Exercise objective: In the records below, print each line exactly and leave every image out.
*** Recorded information
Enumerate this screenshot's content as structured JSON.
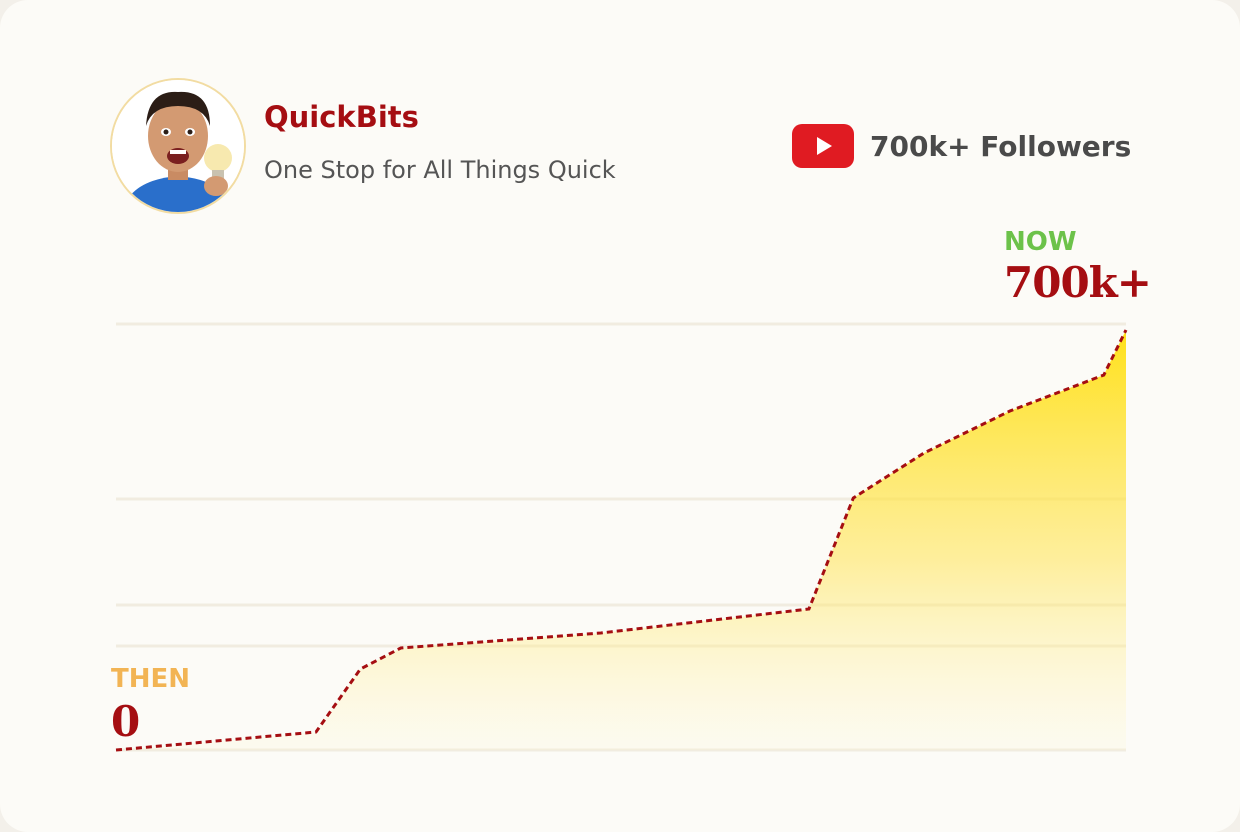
{
  "channel": {
    "name": "QuickBits",
    "tagline": "One Stop for All Things Quick"
  },
  "platform": {
    "icon": "youtube-icon",
    "followers_label": "700k+ Followers"
  },
  "markers": {
    "now_label": "NOW",
    "now_value": "700k+",
    "then_label": "THEN",
    "then_value": "0"
  },
  "colors": {
    "brand_red": "#a50e12",
    "now_green": "#6cc24a",
    "then_orange": "#f2b454",
    "area_fill": "#ffe11a",
    "youtube_red": "#e01b22"
  },
  "chart_data": {
    "type": "area",
    "title": "",
    "xlabel": "",
    "ylabel": "",
    "x": [
      0,
      1,
      2,
      3,
      4,
      5,
      6,
      7,
      8,
      9,
      10,
      11
    ],
    "series": [
      {
        "values": [
          0,
          30,
          135,
          170,
          195,
          235,
          420,
          495,
          565,
          625,
          700
        ]
      }
    ],
    "ylim": [
      0,
      700
    ],
    "gridlines": [
      0,
      175,
      245,
      420,
      700
    ],
    "grid": true,
    "line_style": "dashed",
    "start_label": "0",
    "end_label": "700k+"
  }
}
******
Completed task:
Enumerate this screenshot's content as structured JSON.
{
  "channel": {
    "name": "QuickBits",
    "tagline": "One Stop for All Things Quick"
  },
  "platform": {
    "icon": "youtube-icon",
    "followers_label": "700k+ Followers"
  },
  "markers": {
    "now_label": "NOW",
    "now_value": "700k+",
    "then_label": "THEN",
    "then_value": "0"
  },
  "colors": {
    "brand_red": "#a50e12",
    "now_green": "#6cc24a",
    "then_orange": "#f2b454",
    "area_fill": "#ffe11a",
    "youtube_red": "#e01b22"
  },
  "chart_data": {
    "type": "area",
    "title": "",
    "xlabel": "",
    "ylabel": "",
    "x": [
      0,
      1,
      2,
      3,
      4,
      5,
      6,
      7,
      8,
      9,
      10,
      11
    ],
    "series": [
      {
        "values": [
          0,
          30,
          135,
          170,
          195,
          235,
          420,
          495,
          565,
          625,
          700
        ]
      }
    ],
    "ylim": [
      0,
      700
    ],
    "gridlines": [
      0,
      175,
      245,
      420,
      700
    ],
    "grid": true,
    "line_style": "dashed",
    "start_label": "0",
    "end_label": "700k+"
  }
}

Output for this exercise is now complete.